6. What do you do during your free time when you are not at the bandshell?

Sue: In my free time I try and go to more shows, of course, and explore the city. There is still so much I haven’t done in this city and it is seemingly never-ending. I also try and support the local latinx community by attending events and programs, and keep up with friends and family. I have two dogs who are great at relaxing with me on my days off. This summer, my goal will be to spend more time at the beaches.

Heather: There are endless activates in NYC whether I am taking salsa dance classes (my newest endeavor) learning a new language, volunteering as a mentor, taking Pilates classes, meeting new people from around the world, or going to the Joyce Theater to see as much dance as possible! The opportunities are limitless here.

7. What are some performances that stand out from the past, and what shows are you looking forward to this year?

Sue: Some shows that stood out for me were definitely Mashrou Leila, Robert Glasper’s project, the Breeders, Antibalas, and Godspeed You! Black Emperor. I am really looking forward to Broken Social Scene, Celso Pina, and Nosaj Thing, Kimbra, Leikeli47, and Oddisee this summer. Also, I’m excited to see more artists that I’m not as familiar with. I’m always blown away by Brooklyn locals!

Heather: Shows that have stuck with me from the past include Dorrance Dance in collaboration with Toshi Reagon, Antibalas (everyone in the venue was dancing!), Gary Clark Jr., Amadou & Mariam, and Béla Fleck & the Flecktones. I choreographed a dance piece in college to Béla Fleck music, so it was amazing seeing them live. This season I’m looking forward to Tank and The Bangas, Celso Piña and Compagnie Hervé Koubi.

8. If you could make your own line-up for Celebrate Brooklyn, what artists would you choose?

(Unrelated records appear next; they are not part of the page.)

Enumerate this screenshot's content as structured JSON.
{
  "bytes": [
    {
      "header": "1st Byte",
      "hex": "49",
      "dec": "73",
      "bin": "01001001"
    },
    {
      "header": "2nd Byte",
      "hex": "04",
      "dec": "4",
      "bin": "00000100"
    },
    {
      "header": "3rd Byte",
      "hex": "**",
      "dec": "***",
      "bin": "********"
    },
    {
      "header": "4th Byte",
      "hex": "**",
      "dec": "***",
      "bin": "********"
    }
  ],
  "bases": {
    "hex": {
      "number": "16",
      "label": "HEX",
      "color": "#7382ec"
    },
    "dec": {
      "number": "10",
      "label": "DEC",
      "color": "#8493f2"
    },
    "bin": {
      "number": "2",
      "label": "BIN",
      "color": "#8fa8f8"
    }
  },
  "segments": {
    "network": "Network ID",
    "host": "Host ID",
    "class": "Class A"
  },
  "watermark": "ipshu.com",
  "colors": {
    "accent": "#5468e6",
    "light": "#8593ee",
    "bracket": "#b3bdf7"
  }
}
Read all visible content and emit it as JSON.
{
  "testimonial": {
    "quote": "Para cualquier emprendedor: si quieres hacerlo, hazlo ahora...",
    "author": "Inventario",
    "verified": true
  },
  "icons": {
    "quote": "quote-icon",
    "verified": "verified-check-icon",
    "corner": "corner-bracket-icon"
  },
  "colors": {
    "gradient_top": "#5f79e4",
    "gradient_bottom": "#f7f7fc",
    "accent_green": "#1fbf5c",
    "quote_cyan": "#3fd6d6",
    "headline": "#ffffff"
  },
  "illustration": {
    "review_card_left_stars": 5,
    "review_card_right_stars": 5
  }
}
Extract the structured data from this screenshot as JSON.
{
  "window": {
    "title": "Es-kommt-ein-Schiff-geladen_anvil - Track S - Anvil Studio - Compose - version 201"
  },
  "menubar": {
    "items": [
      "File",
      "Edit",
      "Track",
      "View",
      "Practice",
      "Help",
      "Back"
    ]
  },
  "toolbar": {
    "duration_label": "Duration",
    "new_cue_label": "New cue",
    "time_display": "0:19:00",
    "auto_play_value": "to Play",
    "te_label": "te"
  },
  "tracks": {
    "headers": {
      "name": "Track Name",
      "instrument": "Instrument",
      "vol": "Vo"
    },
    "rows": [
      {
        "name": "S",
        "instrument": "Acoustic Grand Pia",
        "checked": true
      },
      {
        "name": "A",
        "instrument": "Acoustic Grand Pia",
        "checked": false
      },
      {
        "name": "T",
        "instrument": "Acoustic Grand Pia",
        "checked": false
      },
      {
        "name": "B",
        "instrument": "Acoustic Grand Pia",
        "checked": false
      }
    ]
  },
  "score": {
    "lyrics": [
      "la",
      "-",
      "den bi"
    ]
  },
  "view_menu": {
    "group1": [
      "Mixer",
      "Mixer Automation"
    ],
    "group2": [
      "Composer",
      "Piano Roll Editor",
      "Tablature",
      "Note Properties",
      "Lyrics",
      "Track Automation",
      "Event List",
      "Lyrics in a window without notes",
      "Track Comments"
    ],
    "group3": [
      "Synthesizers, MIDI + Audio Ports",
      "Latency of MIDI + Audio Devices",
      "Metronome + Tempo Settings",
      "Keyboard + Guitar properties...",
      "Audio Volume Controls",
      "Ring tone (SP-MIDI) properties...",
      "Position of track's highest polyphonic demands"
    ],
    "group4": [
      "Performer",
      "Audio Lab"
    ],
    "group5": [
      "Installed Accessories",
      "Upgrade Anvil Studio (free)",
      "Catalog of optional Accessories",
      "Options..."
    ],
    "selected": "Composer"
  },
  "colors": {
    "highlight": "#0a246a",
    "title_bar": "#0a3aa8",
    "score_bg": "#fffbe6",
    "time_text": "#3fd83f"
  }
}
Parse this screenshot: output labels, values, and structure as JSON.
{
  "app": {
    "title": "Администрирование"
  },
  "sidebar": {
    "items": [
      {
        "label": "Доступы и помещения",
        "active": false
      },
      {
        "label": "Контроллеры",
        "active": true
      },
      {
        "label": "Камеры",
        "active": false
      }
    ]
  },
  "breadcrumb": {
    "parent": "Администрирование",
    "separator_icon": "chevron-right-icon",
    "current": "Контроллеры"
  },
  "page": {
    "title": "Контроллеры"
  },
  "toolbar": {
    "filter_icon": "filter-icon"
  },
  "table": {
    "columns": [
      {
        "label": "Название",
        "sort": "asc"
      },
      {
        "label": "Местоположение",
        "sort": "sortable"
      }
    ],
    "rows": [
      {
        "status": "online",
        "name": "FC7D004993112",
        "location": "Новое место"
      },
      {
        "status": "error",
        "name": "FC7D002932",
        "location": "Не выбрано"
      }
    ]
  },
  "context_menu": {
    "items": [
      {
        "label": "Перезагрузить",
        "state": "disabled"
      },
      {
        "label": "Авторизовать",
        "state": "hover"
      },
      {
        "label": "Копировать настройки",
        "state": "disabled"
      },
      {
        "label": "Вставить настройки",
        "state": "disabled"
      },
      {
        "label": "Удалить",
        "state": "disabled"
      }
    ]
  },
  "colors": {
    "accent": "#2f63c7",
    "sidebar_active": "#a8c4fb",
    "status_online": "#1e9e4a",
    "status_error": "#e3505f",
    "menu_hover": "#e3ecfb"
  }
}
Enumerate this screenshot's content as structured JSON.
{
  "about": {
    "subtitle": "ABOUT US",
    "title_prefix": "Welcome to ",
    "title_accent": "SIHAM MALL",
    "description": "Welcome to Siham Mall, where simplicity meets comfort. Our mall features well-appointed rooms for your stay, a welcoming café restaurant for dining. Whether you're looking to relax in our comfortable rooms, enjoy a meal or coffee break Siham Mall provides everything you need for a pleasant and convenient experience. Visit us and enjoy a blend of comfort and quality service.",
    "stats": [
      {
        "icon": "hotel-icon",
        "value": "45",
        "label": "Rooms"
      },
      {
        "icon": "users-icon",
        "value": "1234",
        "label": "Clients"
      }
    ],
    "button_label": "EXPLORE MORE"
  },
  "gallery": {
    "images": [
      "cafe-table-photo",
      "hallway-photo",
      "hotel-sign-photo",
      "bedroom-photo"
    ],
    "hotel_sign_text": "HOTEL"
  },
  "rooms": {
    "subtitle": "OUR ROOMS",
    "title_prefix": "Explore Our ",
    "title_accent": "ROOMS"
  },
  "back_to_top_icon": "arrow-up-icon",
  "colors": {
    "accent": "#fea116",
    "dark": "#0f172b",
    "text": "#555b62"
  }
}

Sue: Wow, this is a tough question. I’m so stuck in the 80s and 90s music-wise and my favs are no longer touring. But, I would love to see some record label showcases from Brainfeeder, Stones Throw, and Fania. Helado Negro, Frank Ocean, Built to Spill, Miguel, Julieta Venegas. Mogwai, Massive Attack, Bjork, Fiona Apple, Morrissey, Men I Trust, Princess Nokia, The Black Angels, Run the Jewels, This Will Destroy You, Isaiah Rashad, The Brian Jonestown Massacre, Lee Fields & the Expressions. A Mars Volta reunion. Bauhaus is touring again. I could think about this forever.

Heather: I’m giving you a full dance line-up here! Netherlands Dance Theatre (legends!), Australian Dance Theatre, Dorrance Dance and A.I.M. I would also enjoy seeing works by choreographers Trey McIntyre, Jessica Lang, and Wayne McGregor. Lastly, throwing in a 180-degree shift here, the Puerto Rican band Calle 13, because I have been listening to their music recently!

9. What does your day-to-day look like as a development manager and how does that role play out during the summer at the Bandshell?

Sue: As a Development Manager, my job is to fundraise and build support for BRIC and for the BRIC Celebrate Brooklyn! Festival. My day-to-day consists of a split of writing grants to foundations, government agencies and corporations and managing our membership programs. During the Festival, I get to interact everyday with our Friends members and foundation folks. This Festival takes a village, as they say, and our members are a HUGE part of that. It’s great to be able to get to know them and thank them in person for what they have helped make a reality for audiences across Brooklyn.

Heather: My main focus as a Development Associate is to be the point of contact for all members and their needs. The stewardship and customer service component is one of my priorities whether it is via phone, e-mail or in person. We have a lot of members for the festival, over 1,000, but I try and learn as many names as possible while providing them with positive interactions and experiences. We all know how rude customer service people can be, so I try and provide the opposite! Our members help keep our shows free and accessible for the community, so we truly couldn’t do it without their support.